_What is required:_ Please return all lines of the data below containing the string "IMDbPro".
─── Records supplied ───
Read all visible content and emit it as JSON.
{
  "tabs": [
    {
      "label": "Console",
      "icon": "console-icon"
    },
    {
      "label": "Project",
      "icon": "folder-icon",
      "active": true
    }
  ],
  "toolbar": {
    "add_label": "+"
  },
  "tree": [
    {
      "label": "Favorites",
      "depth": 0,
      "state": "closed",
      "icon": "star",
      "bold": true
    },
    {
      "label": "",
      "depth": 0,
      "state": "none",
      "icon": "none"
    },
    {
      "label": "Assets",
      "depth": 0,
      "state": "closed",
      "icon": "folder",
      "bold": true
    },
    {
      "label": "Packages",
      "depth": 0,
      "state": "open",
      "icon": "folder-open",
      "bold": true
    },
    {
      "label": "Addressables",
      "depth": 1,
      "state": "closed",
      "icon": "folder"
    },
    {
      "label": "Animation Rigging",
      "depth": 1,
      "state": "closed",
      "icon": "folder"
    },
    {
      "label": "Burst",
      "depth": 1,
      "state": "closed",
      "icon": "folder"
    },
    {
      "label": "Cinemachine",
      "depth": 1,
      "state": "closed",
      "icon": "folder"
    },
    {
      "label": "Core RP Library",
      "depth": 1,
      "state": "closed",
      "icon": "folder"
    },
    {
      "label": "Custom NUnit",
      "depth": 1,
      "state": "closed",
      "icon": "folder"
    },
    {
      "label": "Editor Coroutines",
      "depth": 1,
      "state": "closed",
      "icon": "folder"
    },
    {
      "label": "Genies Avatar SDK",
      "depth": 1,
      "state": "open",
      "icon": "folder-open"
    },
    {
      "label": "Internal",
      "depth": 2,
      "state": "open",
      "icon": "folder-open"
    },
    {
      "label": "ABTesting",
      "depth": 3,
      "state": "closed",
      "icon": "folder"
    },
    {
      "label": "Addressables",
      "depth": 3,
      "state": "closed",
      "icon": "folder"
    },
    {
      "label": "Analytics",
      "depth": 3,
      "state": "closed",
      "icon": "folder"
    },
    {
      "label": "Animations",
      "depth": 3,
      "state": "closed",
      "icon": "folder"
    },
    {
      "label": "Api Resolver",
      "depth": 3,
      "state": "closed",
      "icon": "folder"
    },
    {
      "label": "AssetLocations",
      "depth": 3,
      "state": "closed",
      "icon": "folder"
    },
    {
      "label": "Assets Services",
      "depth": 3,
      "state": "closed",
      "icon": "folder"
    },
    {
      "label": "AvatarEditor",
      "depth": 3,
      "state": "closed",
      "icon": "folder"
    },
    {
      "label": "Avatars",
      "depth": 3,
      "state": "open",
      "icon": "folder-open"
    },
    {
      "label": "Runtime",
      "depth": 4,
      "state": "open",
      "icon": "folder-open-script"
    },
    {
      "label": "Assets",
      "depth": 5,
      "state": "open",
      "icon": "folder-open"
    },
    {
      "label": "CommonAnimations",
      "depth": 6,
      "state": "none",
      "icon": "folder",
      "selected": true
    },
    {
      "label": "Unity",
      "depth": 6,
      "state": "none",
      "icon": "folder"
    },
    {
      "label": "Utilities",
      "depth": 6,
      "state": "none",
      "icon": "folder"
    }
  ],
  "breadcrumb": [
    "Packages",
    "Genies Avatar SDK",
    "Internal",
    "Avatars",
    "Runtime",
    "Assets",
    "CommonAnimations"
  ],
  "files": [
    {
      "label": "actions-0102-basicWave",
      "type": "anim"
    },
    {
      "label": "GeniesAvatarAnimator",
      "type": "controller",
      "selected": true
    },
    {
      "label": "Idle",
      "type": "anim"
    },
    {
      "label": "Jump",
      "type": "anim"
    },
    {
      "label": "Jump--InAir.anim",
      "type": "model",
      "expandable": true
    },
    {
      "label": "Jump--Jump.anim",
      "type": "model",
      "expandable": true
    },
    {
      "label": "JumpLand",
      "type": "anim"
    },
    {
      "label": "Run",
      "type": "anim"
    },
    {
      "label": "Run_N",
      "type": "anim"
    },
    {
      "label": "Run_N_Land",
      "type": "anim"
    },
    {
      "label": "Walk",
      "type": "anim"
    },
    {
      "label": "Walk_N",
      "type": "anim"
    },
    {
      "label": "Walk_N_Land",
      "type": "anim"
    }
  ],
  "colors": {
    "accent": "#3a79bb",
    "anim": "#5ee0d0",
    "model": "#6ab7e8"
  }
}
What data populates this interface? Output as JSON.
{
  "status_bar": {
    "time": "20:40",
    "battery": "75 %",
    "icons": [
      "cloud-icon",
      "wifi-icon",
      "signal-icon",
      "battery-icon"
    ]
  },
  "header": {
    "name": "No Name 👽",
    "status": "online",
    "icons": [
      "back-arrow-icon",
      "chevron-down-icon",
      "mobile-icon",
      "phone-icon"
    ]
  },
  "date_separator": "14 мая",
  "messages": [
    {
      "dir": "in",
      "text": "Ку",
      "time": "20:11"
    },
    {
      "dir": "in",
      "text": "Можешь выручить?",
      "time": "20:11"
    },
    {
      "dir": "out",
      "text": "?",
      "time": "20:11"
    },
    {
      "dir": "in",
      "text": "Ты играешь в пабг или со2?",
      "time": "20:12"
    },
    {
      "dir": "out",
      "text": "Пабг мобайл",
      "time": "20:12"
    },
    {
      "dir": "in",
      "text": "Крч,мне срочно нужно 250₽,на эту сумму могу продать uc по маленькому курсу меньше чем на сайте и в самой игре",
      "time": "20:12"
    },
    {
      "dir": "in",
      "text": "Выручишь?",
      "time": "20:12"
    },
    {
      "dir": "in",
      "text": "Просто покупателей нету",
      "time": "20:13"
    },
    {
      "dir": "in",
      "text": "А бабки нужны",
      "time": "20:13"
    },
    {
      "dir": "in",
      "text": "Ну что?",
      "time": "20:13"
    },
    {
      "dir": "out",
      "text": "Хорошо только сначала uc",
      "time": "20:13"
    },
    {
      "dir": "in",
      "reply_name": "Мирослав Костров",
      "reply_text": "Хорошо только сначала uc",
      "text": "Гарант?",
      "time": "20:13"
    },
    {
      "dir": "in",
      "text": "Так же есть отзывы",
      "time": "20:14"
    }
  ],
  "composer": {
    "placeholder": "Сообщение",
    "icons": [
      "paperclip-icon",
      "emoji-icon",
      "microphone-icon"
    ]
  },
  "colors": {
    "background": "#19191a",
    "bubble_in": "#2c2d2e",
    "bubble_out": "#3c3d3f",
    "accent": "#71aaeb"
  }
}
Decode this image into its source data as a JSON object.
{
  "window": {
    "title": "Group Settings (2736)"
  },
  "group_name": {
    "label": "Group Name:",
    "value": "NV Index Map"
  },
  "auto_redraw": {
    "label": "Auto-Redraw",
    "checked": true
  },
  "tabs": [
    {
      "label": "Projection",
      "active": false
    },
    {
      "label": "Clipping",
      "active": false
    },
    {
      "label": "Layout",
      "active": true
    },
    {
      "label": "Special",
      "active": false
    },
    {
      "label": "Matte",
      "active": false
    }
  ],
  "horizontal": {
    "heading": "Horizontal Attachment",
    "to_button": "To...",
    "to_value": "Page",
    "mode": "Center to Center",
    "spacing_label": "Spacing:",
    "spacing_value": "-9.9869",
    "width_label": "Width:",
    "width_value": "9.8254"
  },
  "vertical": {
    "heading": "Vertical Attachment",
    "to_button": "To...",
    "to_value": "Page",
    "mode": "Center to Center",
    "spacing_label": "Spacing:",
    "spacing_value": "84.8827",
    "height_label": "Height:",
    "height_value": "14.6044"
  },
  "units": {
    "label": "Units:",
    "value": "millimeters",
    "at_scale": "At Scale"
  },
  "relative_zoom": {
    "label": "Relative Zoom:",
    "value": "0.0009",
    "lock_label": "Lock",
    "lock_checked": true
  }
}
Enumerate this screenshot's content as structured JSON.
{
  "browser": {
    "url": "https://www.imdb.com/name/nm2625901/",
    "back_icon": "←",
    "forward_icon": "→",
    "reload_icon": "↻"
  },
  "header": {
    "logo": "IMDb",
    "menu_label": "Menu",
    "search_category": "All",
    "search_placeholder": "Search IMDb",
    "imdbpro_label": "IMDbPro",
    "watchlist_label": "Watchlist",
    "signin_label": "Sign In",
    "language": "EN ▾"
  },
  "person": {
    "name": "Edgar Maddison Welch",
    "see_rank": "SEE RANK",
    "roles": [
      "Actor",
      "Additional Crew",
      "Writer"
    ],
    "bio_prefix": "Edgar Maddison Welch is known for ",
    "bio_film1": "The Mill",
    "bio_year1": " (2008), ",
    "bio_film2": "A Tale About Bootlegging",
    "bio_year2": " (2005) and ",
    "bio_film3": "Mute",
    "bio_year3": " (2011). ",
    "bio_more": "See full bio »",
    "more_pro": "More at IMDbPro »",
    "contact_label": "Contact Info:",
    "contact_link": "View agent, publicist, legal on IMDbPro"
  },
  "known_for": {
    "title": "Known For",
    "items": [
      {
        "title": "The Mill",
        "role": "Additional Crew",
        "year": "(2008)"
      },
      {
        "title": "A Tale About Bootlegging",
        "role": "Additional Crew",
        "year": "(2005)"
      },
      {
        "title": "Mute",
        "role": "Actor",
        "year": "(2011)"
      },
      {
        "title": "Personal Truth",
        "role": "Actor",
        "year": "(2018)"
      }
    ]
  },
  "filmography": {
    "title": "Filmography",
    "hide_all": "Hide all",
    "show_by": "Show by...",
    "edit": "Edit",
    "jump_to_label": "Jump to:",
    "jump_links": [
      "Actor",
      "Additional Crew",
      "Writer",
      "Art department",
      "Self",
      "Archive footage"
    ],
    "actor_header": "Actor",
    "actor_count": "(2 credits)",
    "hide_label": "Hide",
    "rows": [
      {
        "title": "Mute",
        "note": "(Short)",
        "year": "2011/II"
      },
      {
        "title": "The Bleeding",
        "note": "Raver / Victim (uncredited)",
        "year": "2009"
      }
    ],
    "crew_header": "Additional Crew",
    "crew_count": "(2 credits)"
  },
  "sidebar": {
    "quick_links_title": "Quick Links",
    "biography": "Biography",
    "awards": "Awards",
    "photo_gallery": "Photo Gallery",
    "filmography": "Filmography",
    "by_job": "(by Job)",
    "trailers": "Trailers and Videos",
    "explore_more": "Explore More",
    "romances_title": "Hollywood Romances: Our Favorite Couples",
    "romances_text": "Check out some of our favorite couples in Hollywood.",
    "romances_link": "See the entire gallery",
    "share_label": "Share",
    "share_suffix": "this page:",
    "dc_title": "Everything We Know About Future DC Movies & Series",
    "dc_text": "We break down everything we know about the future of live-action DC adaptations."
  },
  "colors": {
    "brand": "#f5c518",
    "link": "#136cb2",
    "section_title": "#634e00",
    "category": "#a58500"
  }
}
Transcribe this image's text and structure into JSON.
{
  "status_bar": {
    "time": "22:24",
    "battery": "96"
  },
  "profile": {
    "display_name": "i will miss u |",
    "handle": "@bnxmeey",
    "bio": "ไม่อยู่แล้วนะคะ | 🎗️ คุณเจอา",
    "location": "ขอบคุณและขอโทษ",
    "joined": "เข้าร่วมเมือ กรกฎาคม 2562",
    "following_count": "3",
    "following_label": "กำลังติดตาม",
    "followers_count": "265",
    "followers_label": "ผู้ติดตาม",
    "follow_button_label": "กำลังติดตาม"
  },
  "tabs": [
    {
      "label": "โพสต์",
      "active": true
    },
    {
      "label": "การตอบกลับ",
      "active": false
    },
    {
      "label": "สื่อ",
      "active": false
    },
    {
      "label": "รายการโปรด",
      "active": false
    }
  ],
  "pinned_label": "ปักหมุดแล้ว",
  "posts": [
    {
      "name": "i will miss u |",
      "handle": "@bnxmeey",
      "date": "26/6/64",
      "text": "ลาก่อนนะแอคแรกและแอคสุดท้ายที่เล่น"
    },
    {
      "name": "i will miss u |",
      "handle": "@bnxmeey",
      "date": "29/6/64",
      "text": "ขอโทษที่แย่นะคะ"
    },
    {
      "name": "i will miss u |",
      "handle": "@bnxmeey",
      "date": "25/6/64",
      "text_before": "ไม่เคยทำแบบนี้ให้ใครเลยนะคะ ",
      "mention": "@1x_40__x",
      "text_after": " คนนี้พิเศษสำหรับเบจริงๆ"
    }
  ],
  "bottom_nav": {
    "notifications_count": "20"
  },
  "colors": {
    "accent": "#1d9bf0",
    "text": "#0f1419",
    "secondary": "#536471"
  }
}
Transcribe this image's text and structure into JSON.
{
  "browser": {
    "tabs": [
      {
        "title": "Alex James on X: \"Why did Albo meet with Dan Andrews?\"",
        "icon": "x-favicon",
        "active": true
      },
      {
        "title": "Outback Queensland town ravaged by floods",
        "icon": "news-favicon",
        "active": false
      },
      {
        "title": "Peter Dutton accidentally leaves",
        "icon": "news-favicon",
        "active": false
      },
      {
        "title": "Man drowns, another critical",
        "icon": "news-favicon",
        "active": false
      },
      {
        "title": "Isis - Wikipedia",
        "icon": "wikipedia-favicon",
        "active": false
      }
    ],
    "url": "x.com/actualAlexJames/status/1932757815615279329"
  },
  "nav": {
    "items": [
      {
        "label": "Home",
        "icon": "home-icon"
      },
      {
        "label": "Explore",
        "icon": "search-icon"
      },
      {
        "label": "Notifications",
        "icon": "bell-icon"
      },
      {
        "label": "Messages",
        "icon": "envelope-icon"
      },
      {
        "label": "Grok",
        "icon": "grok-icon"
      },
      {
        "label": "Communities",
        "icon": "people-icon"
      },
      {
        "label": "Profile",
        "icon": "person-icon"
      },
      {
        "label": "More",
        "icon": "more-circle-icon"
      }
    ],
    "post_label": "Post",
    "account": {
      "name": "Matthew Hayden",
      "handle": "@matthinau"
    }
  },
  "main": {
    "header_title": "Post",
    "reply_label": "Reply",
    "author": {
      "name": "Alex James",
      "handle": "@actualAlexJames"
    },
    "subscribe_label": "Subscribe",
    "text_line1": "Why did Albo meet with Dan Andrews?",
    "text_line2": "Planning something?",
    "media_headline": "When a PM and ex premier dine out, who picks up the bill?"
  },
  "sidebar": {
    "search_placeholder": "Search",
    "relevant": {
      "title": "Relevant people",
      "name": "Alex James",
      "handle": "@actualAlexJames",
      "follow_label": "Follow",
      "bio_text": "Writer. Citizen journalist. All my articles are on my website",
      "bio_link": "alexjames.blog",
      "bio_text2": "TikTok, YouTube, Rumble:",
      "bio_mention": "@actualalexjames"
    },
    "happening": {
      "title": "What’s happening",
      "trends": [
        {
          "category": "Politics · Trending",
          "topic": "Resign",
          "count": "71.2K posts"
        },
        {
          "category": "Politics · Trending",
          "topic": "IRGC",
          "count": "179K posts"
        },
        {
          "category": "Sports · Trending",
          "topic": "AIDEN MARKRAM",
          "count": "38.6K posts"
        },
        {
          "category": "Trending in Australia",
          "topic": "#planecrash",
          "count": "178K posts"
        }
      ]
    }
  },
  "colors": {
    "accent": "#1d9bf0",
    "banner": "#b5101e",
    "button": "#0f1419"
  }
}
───
_Expected output:_
    "imdbpro_label": "IMDbPro",
    "more_pro": "More at IMDbPro »",
    "contact_link": "View agent, publicist, legal on IMDbPro"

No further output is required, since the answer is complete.